Happy Open Water DiversIt’s been a while, but after about 10 months of not going deeper than 5 ft I was back in the water and teaching some open waters. For those of you that don’t know me I was out on maternity leave. Had a little girl and am very happy....but I digress. With the evolvement of the open water program over the past couple of years I was excited to put everything I had been teaching into a real application and get going with it. So my first two open water divers, since my land confinement were eager students from Washington DC. Down in Costa Rica on vacation they were excited to be getting in the water after studying their academics online and I myself was excited to sink my scuba fangs into an open water class. Pool dives no problem off into the ocean. Beautiful water and some great critters including some nice little white tip sharks who decided to show their faces. There is something enthralling about watching divers come face to face with sharks underwater for the first time. The eyes grow huge and the excitement is obvious. Even though these little guys were definitely not in the daunting category they certainly demand respect and awe. With the ever growing amount of bad rap for sharks out there, bad publicity and all, it is great moment to introduce new divers to their majestic beauty. I find that I get more and more frustrated with the absolute "crap" that is written about sharks in the media recently and some of the absolutely ludicrous ideas of people "protecting" themselves that it settles me somewhat to be helping to spread a different message. Don’t get me wrong though, I know that there is also a lot of good messages and media being spread about them also and fair play to those people who are fighting for them.
Anyway, back to my open water class. Since the program changed a couple of years ago there have been some notable changes to it which in my opinion if taught correctly, will increase the number efficient, happy and safe divers. One of these is the repeated requirement for the divers to be monitoring their own air. Whilst this was expected in the previous program and mentioned it wasn’t quite insisted upon so much as now. All good prudent instructors completed it anyway but now it is set in stone in the bold black of a performance requirement so everyone has to do it.
We receive many resort divers here and how many of those are uncomfortable checking their own air? Normally quite a few I find. Another one of the new points that I like is the more realistic nature of the buoyancy exercises. Again, whilst prudent, good instructors insisted on those extra buoyancy steps, not just the performance requirements, many did not. Now, with the descents onto "sensitive bottoms (hehehe)" and streamlining exercises we can be assured that our new budding divers will be more aware of their practical buoyancy skills.
Finally, the last dive, leave it to your students. They get to plan and run their final dive. Just like a real world situation in many places. Yes, I am there to point out the cool, amazing wildlife around but they get to dictate how deep, how long and monitor everything they may need to. And I feel, because of that, they have an even greater sense of achievement when finishing their program.
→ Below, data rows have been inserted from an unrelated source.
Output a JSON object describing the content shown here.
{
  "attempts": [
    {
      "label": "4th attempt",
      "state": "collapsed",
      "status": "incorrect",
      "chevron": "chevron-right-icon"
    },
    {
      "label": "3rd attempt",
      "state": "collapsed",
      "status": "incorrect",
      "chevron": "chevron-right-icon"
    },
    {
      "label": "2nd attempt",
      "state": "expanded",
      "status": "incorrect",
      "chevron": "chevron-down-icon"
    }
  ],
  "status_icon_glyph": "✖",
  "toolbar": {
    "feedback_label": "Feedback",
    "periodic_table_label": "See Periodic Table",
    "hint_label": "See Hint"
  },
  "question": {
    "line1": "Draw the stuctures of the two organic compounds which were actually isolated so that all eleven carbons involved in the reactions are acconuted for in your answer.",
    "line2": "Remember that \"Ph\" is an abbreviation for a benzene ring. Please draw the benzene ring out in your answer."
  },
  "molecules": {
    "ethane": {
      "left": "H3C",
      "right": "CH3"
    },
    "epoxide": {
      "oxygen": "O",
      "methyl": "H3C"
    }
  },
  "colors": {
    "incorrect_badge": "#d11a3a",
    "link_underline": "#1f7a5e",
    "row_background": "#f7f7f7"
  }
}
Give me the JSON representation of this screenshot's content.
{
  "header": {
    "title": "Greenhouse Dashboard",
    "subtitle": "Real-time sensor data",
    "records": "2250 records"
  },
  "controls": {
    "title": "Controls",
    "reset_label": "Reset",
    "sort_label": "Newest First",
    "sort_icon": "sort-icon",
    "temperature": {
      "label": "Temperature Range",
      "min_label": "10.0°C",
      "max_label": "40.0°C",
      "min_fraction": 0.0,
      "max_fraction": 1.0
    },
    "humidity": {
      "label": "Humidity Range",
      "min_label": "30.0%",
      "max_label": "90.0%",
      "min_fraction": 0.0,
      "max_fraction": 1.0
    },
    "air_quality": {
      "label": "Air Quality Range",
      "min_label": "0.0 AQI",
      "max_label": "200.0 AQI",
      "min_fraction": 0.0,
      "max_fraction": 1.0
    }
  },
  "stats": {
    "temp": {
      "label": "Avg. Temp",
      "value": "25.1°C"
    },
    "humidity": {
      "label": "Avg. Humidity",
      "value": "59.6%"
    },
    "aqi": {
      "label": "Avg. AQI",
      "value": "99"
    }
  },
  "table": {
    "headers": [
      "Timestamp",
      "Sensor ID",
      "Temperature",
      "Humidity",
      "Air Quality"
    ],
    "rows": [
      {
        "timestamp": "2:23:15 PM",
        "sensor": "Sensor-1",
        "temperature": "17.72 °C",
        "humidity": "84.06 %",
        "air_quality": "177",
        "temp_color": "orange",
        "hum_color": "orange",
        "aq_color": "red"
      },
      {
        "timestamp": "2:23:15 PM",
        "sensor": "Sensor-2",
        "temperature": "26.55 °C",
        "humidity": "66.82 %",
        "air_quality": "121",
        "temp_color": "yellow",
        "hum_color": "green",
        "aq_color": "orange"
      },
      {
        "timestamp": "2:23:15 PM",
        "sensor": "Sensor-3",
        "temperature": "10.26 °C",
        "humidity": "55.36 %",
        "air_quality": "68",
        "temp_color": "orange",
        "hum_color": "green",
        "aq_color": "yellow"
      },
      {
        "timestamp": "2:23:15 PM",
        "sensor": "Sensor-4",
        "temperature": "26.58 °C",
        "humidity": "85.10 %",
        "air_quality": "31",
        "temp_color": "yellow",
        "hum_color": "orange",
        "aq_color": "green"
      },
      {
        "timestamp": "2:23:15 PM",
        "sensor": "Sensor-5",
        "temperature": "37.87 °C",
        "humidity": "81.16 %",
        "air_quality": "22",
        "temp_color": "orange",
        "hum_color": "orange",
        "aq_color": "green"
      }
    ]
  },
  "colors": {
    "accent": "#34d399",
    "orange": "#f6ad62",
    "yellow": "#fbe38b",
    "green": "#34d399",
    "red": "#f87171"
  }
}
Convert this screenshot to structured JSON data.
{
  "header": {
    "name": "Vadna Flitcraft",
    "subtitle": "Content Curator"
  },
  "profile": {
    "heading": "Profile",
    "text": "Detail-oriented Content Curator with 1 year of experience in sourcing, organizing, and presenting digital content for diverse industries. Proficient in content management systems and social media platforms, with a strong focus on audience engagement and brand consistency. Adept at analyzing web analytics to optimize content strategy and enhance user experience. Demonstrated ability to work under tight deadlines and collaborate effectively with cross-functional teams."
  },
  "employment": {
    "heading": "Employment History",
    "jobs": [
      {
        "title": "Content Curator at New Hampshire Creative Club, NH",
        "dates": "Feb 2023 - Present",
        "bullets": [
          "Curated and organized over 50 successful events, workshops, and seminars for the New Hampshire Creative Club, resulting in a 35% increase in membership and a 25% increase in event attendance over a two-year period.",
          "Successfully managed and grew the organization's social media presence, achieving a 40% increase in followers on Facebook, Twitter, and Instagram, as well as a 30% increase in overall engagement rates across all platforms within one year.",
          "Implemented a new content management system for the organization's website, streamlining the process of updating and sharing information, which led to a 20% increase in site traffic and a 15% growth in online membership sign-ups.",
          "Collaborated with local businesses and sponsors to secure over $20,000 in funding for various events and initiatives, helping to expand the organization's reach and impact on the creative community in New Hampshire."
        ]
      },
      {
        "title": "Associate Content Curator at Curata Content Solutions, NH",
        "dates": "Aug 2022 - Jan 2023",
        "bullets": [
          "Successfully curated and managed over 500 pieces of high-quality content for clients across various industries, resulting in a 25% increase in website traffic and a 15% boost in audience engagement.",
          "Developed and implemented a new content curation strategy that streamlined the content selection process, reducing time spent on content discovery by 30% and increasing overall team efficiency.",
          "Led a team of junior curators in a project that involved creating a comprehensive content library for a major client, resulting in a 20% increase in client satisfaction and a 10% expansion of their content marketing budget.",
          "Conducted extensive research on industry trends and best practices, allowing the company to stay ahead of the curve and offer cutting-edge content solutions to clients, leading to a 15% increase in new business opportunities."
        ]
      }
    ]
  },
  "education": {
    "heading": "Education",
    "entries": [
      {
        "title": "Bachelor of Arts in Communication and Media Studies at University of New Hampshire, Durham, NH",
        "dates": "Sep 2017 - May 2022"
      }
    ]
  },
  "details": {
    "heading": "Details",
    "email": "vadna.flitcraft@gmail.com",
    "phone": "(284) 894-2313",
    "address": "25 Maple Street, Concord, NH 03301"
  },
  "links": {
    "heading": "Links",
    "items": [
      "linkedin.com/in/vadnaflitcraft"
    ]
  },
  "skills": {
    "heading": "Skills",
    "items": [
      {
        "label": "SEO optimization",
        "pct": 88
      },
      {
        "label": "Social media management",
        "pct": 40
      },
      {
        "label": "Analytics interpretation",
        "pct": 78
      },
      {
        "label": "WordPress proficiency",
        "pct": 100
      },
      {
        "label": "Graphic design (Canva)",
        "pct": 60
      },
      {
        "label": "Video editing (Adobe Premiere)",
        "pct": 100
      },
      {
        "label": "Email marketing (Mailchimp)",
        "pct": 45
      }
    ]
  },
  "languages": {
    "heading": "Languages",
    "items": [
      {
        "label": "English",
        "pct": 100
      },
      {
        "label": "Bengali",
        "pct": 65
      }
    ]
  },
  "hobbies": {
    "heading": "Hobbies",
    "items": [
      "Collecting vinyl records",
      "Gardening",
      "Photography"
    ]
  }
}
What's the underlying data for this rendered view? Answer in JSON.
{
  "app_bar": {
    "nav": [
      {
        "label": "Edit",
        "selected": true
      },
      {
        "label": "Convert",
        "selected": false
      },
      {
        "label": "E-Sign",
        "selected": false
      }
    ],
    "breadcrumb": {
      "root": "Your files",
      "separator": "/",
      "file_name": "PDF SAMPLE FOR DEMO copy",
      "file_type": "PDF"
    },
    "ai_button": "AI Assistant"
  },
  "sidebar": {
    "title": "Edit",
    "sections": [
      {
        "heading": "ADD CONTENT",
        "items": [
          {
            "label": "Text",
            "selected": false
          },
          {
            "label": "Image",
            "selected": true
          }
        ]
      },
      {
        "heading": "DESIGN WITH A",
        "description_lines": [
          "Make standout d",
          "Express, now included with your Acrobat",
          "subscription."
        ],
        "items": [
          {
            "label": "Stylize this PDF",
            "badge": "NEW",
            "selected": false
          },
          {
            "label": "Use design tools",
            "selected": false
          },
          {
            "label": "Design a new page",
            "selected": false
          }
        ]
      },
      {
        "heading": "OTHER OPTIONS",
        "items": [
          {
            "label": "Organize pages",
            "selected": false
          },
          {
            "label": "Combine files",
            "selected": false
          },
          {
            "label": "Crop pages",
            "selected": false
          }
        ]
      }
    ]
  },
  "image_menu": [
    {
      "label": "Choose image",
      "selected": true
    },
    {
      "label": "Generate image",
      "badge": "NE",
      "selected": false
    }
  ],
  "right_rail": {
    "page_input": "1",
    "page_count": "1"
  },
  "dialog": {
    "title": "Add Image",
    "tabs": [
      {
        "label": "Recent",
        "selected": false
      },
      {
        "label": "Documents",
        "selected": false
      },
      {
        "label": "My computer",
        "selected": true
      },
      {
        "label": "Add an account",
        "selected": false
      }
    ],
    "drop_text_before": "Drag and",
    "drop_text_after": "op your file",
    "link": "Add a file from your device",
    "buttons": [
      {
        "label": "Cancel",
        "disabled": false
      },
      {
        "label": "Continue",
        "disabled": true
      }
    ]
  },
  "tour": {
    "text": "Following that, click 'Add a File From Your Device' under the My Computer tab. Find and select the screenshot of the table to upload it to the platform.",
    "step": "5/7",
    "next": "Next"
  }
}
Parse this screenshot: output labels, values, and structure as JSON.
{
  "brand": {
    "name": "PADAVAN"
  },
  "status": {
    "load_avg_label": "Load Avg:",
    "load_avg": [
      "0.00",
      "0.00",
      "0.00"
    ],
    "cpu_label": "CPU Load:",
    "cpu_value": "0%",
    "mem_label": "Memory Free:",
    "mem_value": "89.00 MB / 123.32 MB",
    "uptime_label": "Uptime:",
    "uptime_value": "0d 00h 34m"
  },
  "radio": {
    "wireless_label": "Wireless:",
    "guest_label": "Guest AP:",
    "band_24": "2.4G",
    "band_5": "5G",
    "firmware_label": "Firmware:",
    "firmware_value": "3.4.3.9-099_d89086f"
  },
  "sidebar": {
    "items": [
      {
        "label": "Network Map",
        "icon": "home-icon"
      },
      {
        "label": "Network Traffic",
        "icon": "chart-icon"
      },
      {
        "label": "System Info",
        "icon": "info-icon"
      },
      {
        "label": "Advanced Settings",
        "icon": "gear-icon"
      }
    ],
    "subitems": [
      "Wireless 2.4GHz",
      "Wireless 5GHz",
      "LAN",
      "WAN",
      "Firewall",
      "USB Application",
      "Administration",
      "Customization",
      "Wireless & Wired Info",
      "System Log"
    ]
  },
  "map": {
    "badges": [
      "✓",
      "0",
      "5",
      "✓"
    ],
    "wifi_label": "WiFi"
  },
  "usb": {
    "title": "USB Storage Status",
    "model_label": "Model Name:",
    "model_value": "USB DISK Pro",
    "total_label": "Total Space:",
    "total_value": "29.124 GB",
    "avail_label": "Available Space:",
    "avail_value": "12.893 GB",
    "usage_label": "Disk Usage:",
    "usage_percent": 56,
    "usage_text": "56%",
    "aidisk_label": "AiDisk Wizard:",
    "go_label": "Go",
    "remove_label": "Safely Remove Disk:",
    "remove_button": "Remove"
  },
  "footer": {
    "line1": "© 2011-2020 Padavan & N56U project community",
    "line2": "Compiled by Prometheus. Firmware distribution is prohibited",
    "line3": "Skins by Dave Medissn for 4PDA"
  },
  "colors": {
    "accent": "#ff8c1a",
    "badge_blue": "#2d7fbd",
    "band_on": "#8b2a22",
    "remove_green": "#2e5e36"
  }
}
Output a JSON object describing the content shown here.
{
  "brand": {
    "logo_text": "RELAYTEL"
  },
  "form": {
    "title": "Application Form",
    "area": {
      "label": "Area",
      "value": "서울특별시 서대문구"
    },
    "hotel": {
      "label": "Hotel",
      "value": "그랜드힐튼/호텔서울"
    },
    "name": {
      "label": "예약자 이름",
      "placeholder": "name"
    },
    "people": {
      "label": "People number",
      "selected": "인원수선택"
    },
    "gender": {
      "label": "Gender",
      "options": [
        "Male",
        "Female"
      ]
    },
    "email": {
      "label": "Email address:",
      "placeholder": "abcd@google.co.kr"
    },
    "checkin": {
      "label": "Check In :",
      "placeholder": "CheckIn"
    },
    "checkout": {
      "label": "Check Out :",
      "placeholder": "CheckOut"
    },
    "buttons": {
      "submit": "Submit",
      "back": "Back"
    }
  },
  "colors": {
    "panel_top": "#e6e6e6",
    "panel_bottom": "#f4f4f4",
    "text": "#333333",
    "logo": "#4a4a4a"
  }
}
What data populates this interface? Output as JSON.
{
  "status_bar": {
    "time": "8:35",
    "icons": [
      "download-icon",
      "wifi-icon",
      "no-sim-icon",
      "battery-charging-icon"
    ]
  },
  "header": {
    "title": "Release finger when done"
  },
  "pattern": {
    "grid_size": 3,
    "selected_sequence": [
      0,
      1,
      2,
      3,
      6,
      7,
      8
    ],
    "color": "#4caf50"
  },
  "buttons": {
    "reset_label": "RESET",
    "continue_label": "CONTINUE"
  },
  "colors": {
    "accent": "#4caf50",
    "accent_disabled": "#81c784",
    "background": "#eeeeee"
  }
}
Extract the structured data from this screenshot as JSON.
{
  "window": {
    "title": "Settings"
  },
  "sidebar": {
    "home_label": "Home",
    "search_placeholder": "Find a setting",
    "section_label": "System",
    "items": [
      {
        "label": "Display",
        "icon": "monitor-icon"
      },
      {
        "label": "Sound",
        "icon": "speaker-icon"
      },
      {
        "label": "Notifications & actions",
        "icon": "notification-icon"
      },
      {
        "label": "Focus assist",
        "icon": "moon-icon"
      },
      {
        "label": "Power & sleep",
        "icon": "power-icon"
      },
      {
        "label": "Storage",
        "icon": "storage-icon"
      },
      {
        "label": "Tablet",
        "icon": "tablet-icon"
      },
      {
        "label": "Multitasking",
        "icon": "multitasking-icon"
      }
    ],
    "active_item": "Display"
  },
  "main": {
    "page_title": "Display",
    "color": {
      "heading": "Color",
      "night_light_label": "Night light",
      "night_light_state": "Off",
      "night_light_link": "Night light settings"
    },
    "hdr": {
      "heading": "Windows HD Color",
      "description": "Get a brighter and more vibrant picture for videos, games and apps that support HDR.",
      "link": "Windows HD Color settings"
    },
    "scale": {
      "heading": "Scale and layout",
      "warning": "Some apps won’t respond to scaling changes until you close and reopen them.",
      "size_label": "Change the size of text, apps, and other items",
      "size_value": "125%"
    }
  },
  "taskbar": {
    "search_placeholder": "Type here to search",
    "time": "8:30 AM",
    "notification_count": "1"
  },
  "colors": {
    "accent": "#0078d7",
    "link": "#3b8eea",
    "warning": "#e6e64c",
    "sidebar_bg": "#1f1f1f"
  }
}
Which in turn I feel as well, having helped two slightly apprehensive or nervous people come out the other end feeling confident and happy, looking forward to their many future adventures in the ocean.
Here’s to exploring, enjoying and preserving our Oceans and teaching others to do so!